Throughout the country every little dispute gives rise to death threats and often these are carried out. The existence of such a situation makes it impossible for any proper form of dispute settlement to be carried out through legal organs such as courts and other tribunals. Goon squads and also police officers who act with them have made a profitable business out of interference into public and private disputes.
Even in the face of criminal acts amounting to massacres criminal investigations of any credible nature do not take place anymore. The massacre of the 17 aid workers of the group, Action Contre La Faim, is another glaring example of the failure to investigate into even grave crimes. The assurance of the absence of such investigations naturally encourages people to take the law into their own hands.
In fairness to Chandra Fernando it must be said that this process of lawlessness and the collapse of the policing system did not begin in his tenure. His predecessors in the recent decades have contributed to this situation through their failure of leadership. However, Chandra Fernando did nothing to stop that process but in fact allowed it to worsen.

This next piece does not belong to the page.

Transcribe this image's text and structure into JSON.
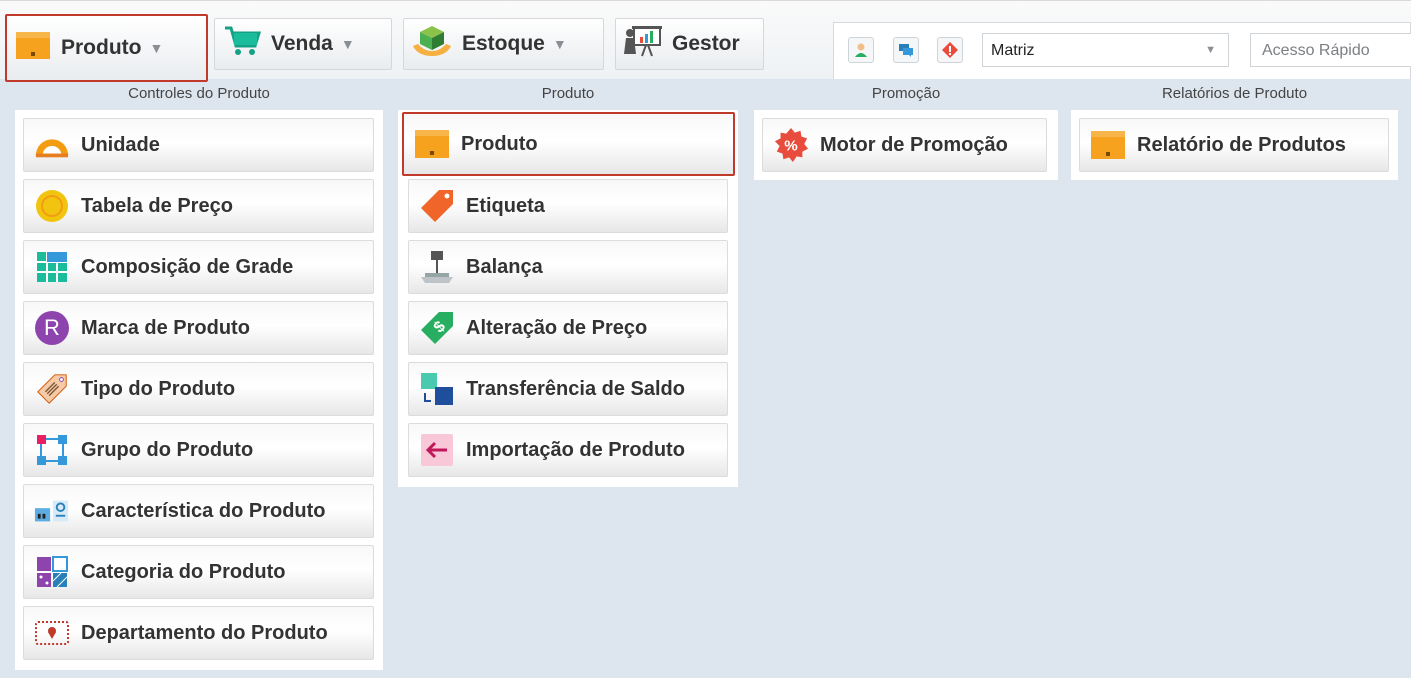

To the new IGP the present situation poses tremendous challenges. It is unfortunate that he could not have been appointed through a proper Constitutional process as required by law due to the non-existence of the Constitutional Council which is the Constitutional body that should have made his nomination. However, even under such circumstances the new IGP now faces an historic task of reestablishing command responsibility within the policing system, ensuring the capacity of the police to investigate all crimes, ensuring the elimination of corruption and politicisation, the establishment of a proper witness protection programme and above all ensuring disciplinary control within the policing service. Much of his success will depend on his capacity to build a proper system of cooperation between the National Police Commission and the police hierarchy with himself at the top. The constitutional scheme for rebuilding the police force is through the leadership exercised by the National Police Commission. It is this Constitutional scheme that he needs to utilise to deal with the hard problems his predecessors have left him with.